● **Provided material**
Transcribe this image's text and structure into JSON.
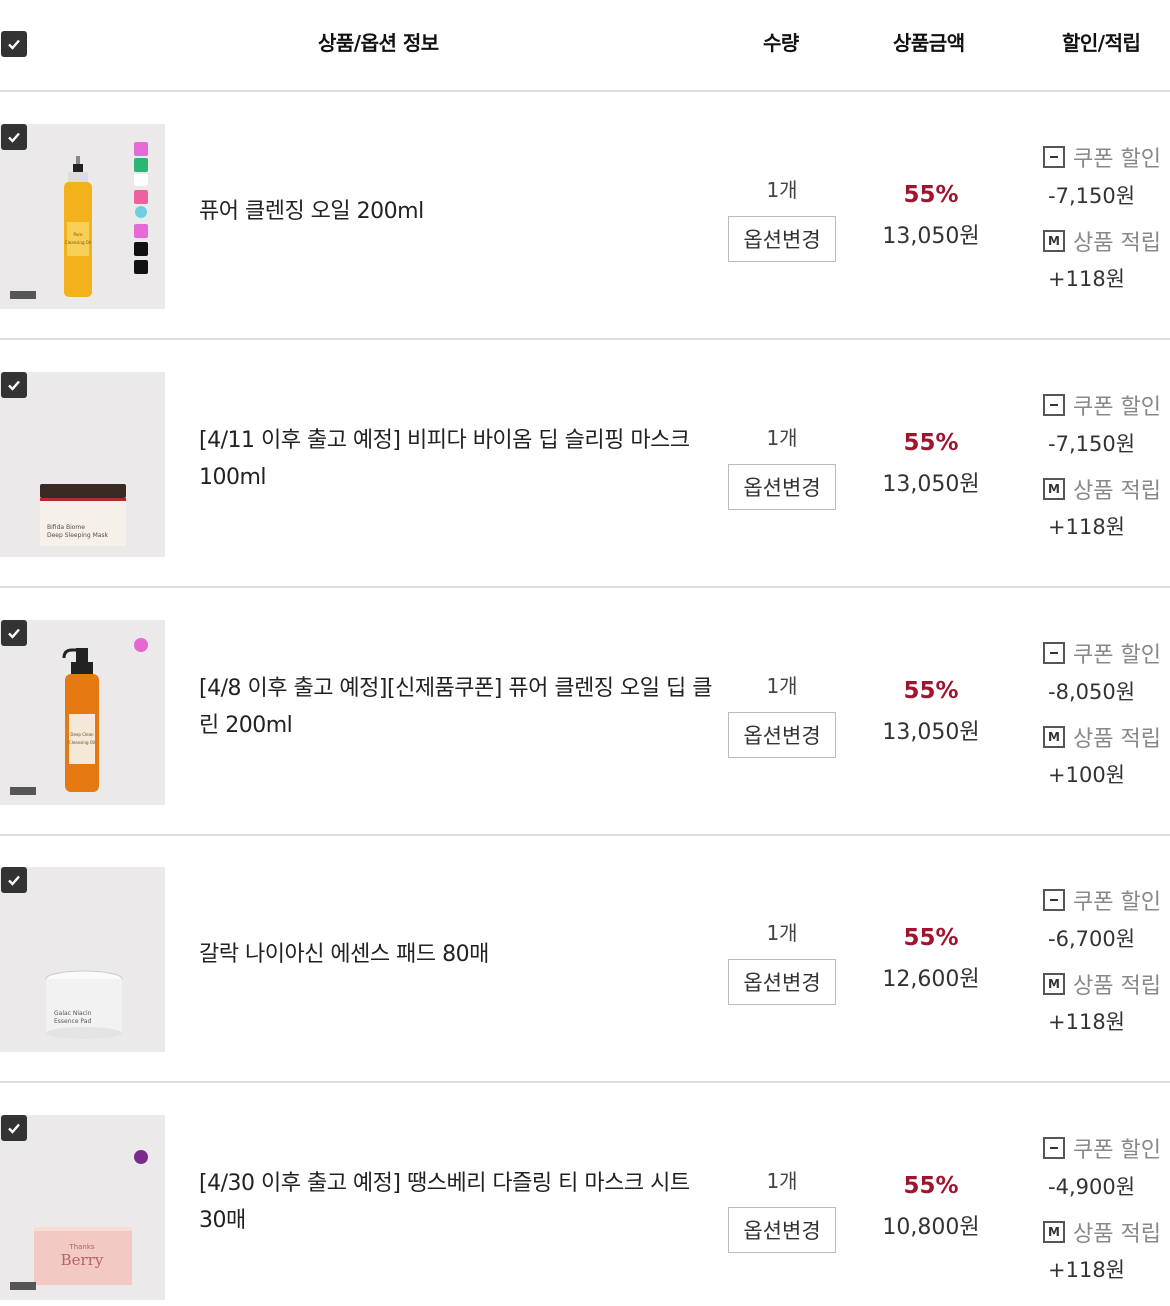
{
  "header": {
    "product_info": "상품/옵션 정보",
    "quantity": "수량",
    "amount": "상품금액",
    "discount": "할인/적립"
  },
  "items": [
    {
      "name": "퓨어 클렌징 오일 200ml",
      "qty": "1개",
      "option_btn": "옵션변경",
      "rate": "55%",
      "price": "13,050원",
      "coupon_label": "쿠폰 할인",
      "coupon_value": "-7,150원",
      "point_label": "상품 적립",
      "point_value": "+118원"
    },
    {
      "name": "[4/11 이후 출고 예정] 비피다 바이옴 딥 슬리핑 마스크 100ml",
      "qty": "1개",
      "option_btn": "옵션변경",
      "rate": "55%",
      "price": "13,050원",
      "coupon_label": "쿠폰 할인",
      "coupon_value": "-7,150원",
      "point_label": "상품 적립",
      "point_value": "+118원"
    },
    {
      "name": "[4/8 이후 출고 예정][신제품쿠폰] 퓨어 클렌징 오일 딥 클린 200ml",
      "qty": "1개",
      "option_btn": "옵션변경",
      "rate": "55%",
      "price": "13,050원",
      "coupon_label": "쿠폰 할인",
      "coupon_value": "-8,050원",
      "point_label": "상품 적립",
      "point_value": "+100원"
    },
    {
      "name": "갈락 나이아신 에센스 패드 80매",
      "qty": "1개",
      "option_btn": "옵션변경",
      "rate": "55%",
      "price": "12,600원",
      "coupon_label": "쿠폰 할인",
      "coupon_value": "-6,700원",
      "point_label": "상품 적립",
      "point_value": "+118원"
    },
    {
      "name": "[4/30 이후 출고 예정] 땡스베리 다즐링 티 마스크 시트 30매",
      "qty": "1개",
      "option_btn": "옵션변경",
      "rate": "55%",
      "price": "10,800원",
      "coupon_label": "쿠폰 할인",
      "coupon_value": "-4,900원",
      "point_label": "상품 적립",
      "point_value": "+118원"
    }
  ],
  "product_images": [
    {
      "lines": [
        "Pure",
        "Cleansing Oil"
      ]
    },
    {
      "lines": [
        "Bifida Biome",
        "Deep Sleeping Mask"
      ]
    },
    {
      "lines": [
        "Deep Clean",
        "Cleansing Oil"
      ]
    },
    {
      "lines": [
        "Galac Niacin",
        "Essence Pad"
      ]
    },
    {
      "lines": [
        "Thanks",
        "Berry"
      ]
    }
  ],
  "icons": {
    "checkbox": "check-icon",
    "coupon": "minus-box-icon",
    "point": "m-box-icon",
    "point_letter": "M"
  },
  "colors": {
    "accent": "#a0152d",
    "checkbox": "#333333"
  }
}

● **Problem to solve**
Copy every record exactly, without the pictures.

● **Answer to the problem**
Transcribe this image's text and structure into JSON.
{
  "header": {
    "product_info": "상품/옵션 정보",
    "quantity": "수량",
    "amount": "상품금액",
    "discount": "할인/적립"
  },
  "items": [
    {
      "name": "퓨어 클렌징 오일 200ml",
      "qty": "1개",
      "option_btn": "옵션변경",
      "rate": "55%",
      "price": "13,050원",
      "coupon_label": "쿠폰 할인",
      "coupon_value": "-7,150원",
      "point_label": "상품 적립",
      "point_value": "+118원"
    },
    {
      "name": "[4/11 이후 출고 예정] 비피다 바이옴 딥 슬리핑 마스크 100ml",
      "qty": "1개",
      "option_btn": "옵션변경",
      "rate": "55%",
      "price": "13,050원",
      "coupon_label": "쿠폰 할인",
      "coupon_value": "-7,150원",
      "point_label": "상품 적립",
      "point_value": "+118원"
    },
    {
      "name": "[4/8 이후 출고 예정][신제품쿠폰] 퓨어 클렌징 오일 딥 클린 200ml",
      "qty": "1개",
      "option_btn": "옵션변경",
      "rate": "55%",
      "price": "13,050원",
      "coupon_label": "쿠폰 할인",
      "coupon_value": "-8,050원",
      "point_label": "상품 적립",
      "point_value": "+100원"
    },
    {
      "name": "갈락 나이아신 에센스 패드 80매",
      "qty": "1개",
      "option_btn": "옵션변경",
      "rate": "55%",
      "price": "12,600원",
      "coupon_label": "쿠폰 할인",
      "coupon_value": "-6,700원",
      "point_label": "상품 적립",
      "point_value": "+118원"
    },
    {
      "name": "[4/30 이후 출고 예정] 땡스베리 다즐링 티 마스크 시트 30매",
      "qty": "1개",
      "option_btn": "옵션변경",
      "rate": "55%",
      "price": "10,800원",
      "coupon_label": "쿠폰 할인",
      "coupon_value": "-4,900원",
      "point_label": "상품 적립",
      "point_value": "+118원"
    }
  ],
  "product_images": [
    {
      "lines": [
        "Pure",
        "Cleansing Oil"
      ]
    },
    {
      "lines": [
        "Bifida Biome",
        "Deep Sleeping Mask"
      ]
    },
    {
      "lines": [
        "Deep Clean",
        "Cleansing Oil"
      ]
    },
    {
      "lines": [
        "Galac Niacin",
        "Essence Pad"
      ]
    },
    {
      "lines": [
        "Thanks",
        "Berry"
      ]
    }
  ],
  "icons": {
    "checkbox": "check-icon",
    "coupon": "minus-box-icon",
    "point": "m-box-icon",
    "point_letter": "M"
  },
  "colors": {
    "accent": "#a0152d",
    "checkbox": "#333333"
  }
}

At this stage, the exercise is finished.